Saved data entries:

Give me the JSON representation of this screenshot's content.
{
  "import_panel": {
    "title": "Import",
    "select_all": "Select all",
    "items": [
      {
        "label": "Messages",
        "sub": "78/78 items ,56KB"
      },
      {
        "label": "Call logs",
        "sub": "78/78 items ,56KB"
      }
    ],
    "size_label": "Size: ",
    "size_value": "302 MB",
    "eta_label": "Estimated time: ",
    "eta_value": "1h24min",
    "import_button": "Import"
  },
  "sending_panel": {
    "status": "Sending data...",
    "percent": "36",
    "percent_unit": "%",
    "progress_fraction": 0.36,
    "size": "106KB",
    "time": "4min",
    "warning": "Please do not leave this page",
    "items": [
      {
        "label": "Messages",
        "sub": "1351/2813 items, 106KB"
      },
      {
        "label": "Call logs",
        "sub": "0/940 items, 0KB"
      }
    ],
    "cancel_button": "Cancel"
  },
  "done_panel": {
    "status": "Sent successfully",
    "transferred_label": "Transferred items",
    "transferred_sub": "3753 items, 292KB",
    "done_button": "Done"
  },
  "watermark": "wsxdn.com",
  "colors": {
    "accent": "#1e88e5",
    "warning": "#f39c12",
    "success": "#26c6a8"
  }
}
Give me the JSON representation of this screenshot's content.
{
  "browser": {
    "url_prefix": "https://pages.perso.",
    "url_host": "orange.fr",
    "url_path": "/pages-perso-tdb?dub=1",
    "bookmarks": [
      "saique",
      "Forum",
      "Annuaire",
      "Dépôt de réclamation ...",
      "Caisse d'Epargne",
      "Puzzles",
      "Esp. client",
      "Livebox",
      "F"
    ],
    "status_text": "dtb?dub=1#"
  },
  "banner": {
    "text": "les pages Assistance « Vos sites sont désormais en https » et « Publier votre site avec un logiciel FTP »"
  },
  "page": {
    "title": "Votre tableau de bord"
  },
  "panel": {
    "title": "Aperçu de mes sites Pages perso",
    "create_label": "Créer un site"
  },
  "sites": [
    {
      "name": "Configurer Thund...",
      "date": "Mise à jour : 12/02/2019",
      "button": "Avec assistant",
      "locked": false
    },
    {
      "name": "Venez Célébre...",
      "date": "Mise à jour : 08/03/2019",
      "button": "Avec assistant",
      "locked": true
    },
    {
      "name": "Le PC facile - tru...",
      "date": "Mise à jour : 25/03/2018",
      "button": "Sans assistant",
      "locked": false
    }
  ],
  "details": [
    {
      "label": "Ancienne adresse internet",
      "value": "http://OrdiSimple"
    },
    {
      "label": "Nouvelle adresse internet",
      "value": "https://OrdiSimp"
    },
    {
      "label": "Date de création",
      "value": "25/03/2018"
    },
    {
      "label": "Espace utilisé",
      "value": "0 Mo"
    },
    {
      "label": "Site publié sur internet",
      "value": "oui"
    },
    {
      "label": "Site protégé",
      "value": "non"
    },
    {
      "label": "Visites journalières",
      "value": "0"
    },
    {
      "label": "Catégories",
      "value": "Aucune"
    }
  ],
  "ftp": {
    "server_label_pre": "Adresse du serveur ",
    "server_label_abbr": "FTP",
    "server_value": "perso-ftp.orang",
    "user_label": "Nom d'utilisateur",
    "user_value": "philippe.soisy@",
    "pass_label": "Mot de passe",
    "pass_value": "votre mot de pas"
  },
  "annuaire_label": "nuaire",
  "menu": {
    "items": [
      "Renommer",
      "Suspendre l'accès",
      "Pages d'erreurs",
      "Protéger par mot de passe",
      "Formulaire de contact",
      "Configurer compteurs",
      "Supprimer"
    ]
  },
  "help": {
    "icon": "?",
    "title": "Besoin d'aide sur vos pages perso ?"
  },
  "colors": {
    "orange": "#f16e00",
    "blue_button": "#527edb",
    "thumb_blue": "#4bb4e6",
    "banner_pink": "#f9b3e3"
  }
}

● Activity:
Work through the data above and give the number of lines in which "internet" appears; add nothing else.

● Exercise answer:
3